That destructive criticism is a falsehood about the person being criticized is often pretty apparent. Rarely is criticism that’s motivated by envy or hate reasonable or accurate. But perhaps more important, such criticism is also a falsehood about the person doing the criticizing.
Further study of Christian Science explains why this is so. God made man in the image of Himself, divine Love (see Gen. 1:26, I John 4:16). Actually, the loving child of God could never be prompted by jealousy, fear, or anger to see his or her brothers and sisters in anything less than the light of love. Therefore any appearance of a person indulging in destructive criticism must be a falsehood about God’s creation.
To understand and hold to this fact can bring healing. As Mrs. Eddy wrote: “Holding the right idea of man in my mind, I can improve my own, and other people’s individuality, health, and morals; whereas, the opposite image of man, a sinner, kept constantly in mind, can no more improve health or morals, than holding in thought the form of a boa-constrictor can aid an artist in painting a landscape” (Miscellaneous Writings 1883-1896, p. 62).
This lesson is illustrated in the book of Genesis (Chaps. 37-45) in the story of Joseph.
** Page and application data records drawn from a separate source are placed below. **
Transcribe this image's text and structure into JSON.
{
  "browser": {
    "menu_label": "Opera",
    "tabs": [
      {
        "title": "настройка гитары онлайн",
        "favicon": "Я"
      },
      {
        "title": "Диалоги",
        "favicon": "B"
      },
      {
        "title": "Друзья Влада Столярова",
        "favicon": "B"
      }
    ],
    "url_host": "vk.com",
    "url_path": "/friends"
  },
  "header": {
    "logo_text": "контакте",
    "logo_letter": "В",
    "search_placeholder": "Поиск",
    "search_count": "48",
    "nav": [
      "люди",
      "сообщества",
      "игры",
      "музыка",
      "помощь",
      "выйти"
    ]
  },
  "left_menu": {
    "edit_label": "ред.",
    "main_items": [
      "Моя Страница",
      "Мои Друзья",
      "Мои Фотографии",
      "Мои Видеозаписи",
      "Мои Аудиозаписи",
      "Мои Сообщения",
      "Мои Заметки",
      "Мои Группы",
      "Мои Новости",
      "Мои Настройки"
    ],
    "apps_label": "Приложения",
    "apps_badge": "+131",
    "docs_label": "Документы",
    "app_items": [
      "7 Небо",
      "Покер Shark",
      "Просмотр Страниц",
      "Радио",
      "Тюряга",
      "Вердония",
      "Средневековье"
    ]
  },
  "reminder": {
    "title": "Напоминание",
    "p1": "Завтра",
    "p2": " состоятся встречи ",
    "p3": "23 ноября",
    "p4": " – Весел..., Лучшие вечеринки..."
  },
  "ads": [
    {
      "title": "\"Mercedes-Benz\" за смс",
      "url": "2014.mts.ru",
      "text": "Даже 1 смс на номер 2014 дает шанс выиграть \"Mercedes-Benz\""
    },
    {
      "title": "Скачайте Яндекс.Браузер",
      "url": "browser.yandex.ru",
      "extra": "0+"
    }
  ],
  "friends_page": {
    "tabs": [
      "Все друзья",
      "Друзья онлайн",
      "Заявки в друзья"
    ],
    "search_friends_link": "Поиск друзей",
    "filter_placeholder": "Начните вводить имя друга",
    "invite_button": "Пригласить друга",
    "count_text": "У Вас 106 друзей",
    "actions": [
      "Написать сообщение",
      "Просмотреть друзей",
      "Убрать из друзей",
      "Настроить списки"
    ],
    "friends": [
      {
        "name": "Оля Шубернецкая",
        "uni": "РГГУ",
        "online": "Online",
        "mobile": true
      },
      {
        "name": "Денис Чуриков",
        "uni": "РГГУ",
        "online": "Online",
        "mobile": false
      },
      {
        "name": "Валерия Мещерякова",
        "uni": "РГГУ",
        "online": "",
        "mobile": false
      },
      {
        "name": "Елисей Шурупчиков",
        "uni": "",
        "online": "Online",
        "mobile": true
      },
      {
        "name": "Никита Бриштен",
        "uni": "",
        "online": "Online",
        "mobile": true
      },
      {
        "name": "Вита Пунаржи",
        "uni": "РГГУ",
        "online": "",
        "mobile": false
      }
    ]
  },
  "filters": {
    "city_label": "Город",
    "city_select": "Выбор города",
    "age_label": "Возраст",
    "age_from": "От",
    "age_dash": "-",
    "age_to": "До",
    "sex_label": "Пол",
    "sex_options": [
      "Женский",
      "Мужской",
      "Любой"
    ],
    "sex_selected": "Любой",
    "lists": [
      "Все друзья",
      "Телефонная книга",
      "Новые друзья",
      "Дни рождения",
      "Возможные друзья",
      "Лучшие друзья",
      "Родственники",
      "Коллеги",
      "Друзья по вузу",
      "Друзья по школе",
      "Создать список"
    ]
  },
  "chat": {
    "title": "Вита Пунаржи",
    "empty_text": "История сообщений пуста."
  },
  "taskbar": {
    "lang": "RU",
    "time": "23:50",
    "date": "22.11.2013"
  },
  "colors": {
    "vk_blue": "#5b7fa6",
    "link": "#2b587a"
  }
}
Because Joseph was his father’s favored son, his older brothers’ critical, envious attitude toward him turned to hate, and they arranged to leave Joseph in a pit, eventually selling him into slavery. But Joseph didn’t respond with revenge, and his predicament led to circumstances that ultimately helped him, his fellow countrymen, and even the brothers themselves. Joseph’s response to the criticism and hate directed at him proved the destructive attitudes to be false and powerless. This response healed the entire situation.
Fear and the economy
—With precarious conditions in today’s world economy –
Christian Science Monitor
With precarious conditions in today’s world economy – especially in the United States and Europe – uncertainties create underlying fears. For anyone who is deep in debt, perhaps with a family and a precarious job position, the economic climate must be unnerving. And my heart goes out to them, for I’ve certainly had my share of tight situations.
But I’ve learned many lessons over the years about managing finances and supply. For one thing, even if things seem dire, there is always a way to move forward successfully. Through my study of Christian Science, I’ve come to understand God as the underlying Principle – called Love – which bases all our activities, including the economy. The operation of this Principle can be likened to the world of mathematics, which is entirely mental, but whose laws and rules are ready to be used wherever we are. As I see it, each individual is intimately connected to Love and the economy it governs because our underlying spiritual nature derives from Love. Over the years, I’ve appreciated this statement by Mary Baker Eddy, who founded Christian Science: “Never ask for to-morrow: it is enough that divine Love is an ever-present help; and if you wait, never doubting, you will have all you need every moment” (Miscellaneous Writings 1883-1896, p. 307). I’ve found this to be true in my experience but as with any new concept, we make it our own only by using it.
Block about 40 minutes to be still and listen to this lecture if you have some free time.
It is about facing down mental ambushes such as hate, fear, doubt. I add homophobia.
The message that has come several times to me in the past few days is that a sense of hate doesn’t belong to us and is not attached to us because we are the pure, loved idea of God.
And if this is true for us then it is true for everyone. A belief of hate, fear, or even homophobia can’t attach itself to a person if you stand and uncover it as a lie. It has no power because it didn’t come from God or good.
This is what would have saved Jamey Rodemeyer (see CS Monitor article cited earlier). A simple lesson but life saving.
Ye shall know the Truth and the Truth shall set you free.